Copy down the listing below exactly. Do not include pictures.
>>>>>
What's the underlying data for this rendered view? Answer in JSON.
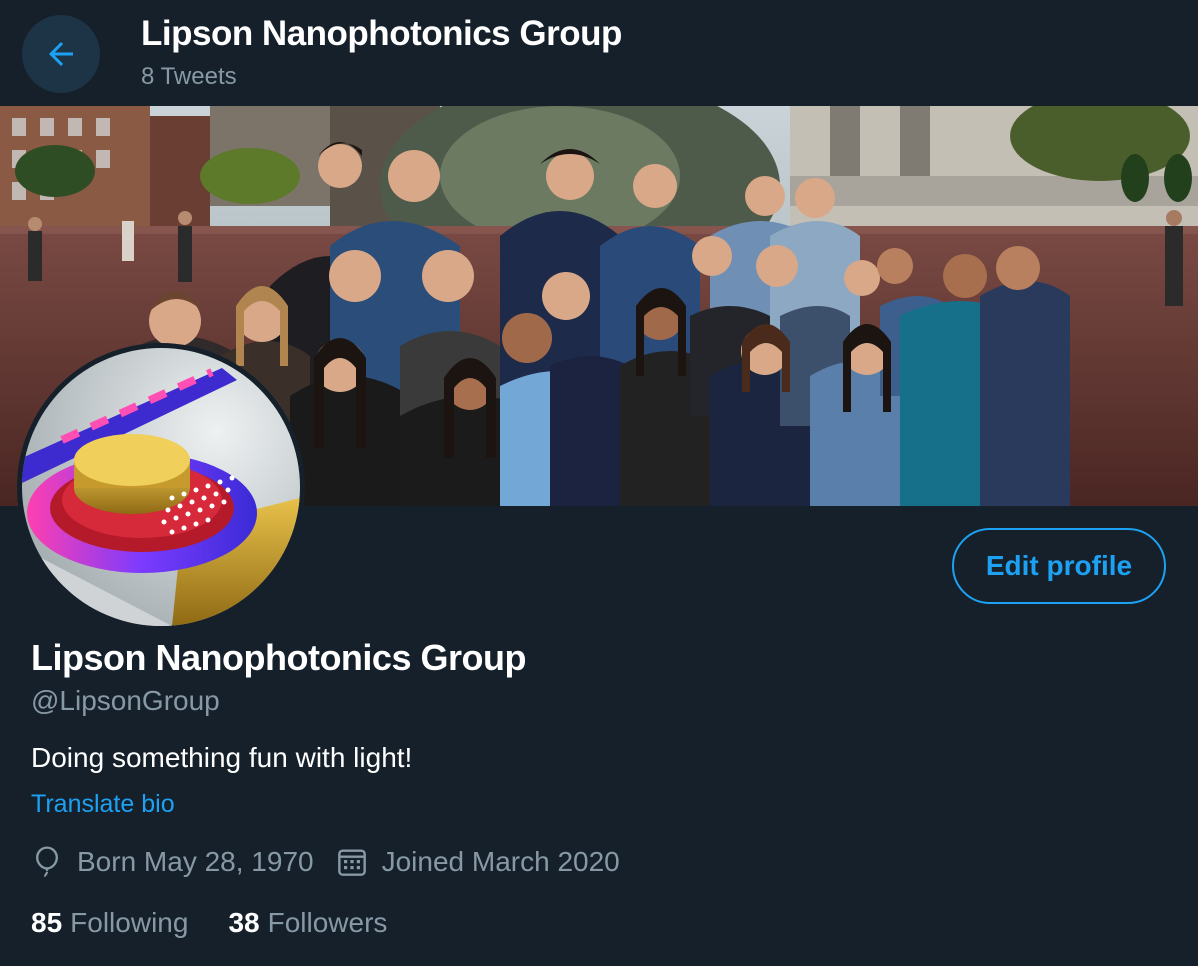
{
  "header": {
    "back_icon": "arrow-left-icon",
    "title": "Lipson Nanophotonics Group",
    "tweet_count": "8 Tweets"
  },
  "banner": {
    "description_icon": "group-photo"
  },
  "avatar": {
    "icon": "nanophotonic-ring-resonator-image"
  },
  "actions": {
    "edit_profile_label": "Edit profile"
  },
  "profile": {
    "name": "Lipson Nanophotonics Group",
    "handle": "@LipsonGroup",
    "bio": "Doing something fun with light!",
    "translate_label": "Translate bio",
    "born": "Born May 28, 1970",
    "born_icon": "balloon-icon",
    "joined": "Joined March 2020",
    "joined_icon": "calendar-icon",
    "following_count": "85",
    "following_label": "Following",
    "followers_count": "38",
    "followers_label": "Followers"
  },
  "colors": {
    "background": "#15202b",
    "accent": "#1da1f2",
    "secondary_text": "#8899a6",
    "back_button_bg": "#1d3346"
  }
}
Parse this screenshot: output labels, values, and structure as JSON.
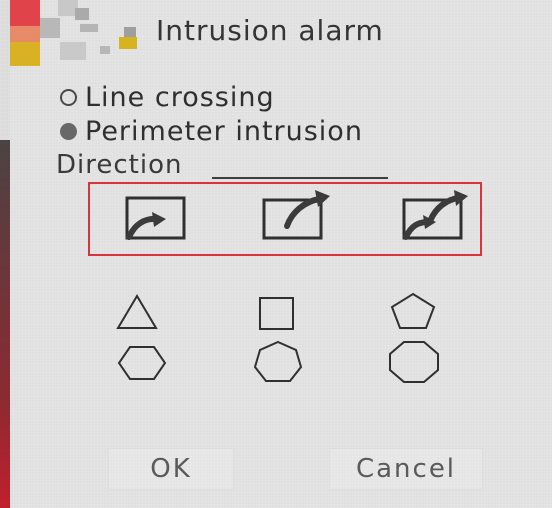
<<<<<
- _Output for this task_
What's the underlying data for this rendered view? Answer in JSON.
{
  "header": {
    "back_icon": "arrow-left-icon",
    "title": "Lipson Nanophotonics Group",
    "tweet_count": "8 Tweets"
  },
  "banner": {
    "description_icon": "group-photo"
  },
  "avatar": {
    "icon": "nanophotonic-ring-resonator-image"
  },
  "actions": {
    "edit_profile_label": "Edit profile"
  },
  "profile": {
    "name": "Lipson Nanophotonics Group",
    "handle": "@LipsonGroup",
    "bio": "Doing something fun with light!",
    "translate_label": "Translate bio",
    "born": "Born May 28, 1970",
    "born_icon": "balloon-icon",
    "joined": "Joined March 2020",
    "joined_icon": "calendar-icon",
    "following_count": "85",
    "following_label": "Following",
    "followers_count": "38",
    "followers_label": "Followers"
  },
  "colors": {
    "background": "#15202b",
    "accent": "#1da1f2",
    "secondary_text": "#8899a6",
    "back_button_bg": "#1d3346"
  }
}
Parse this screenshot: output labels, values, and structure as JSON.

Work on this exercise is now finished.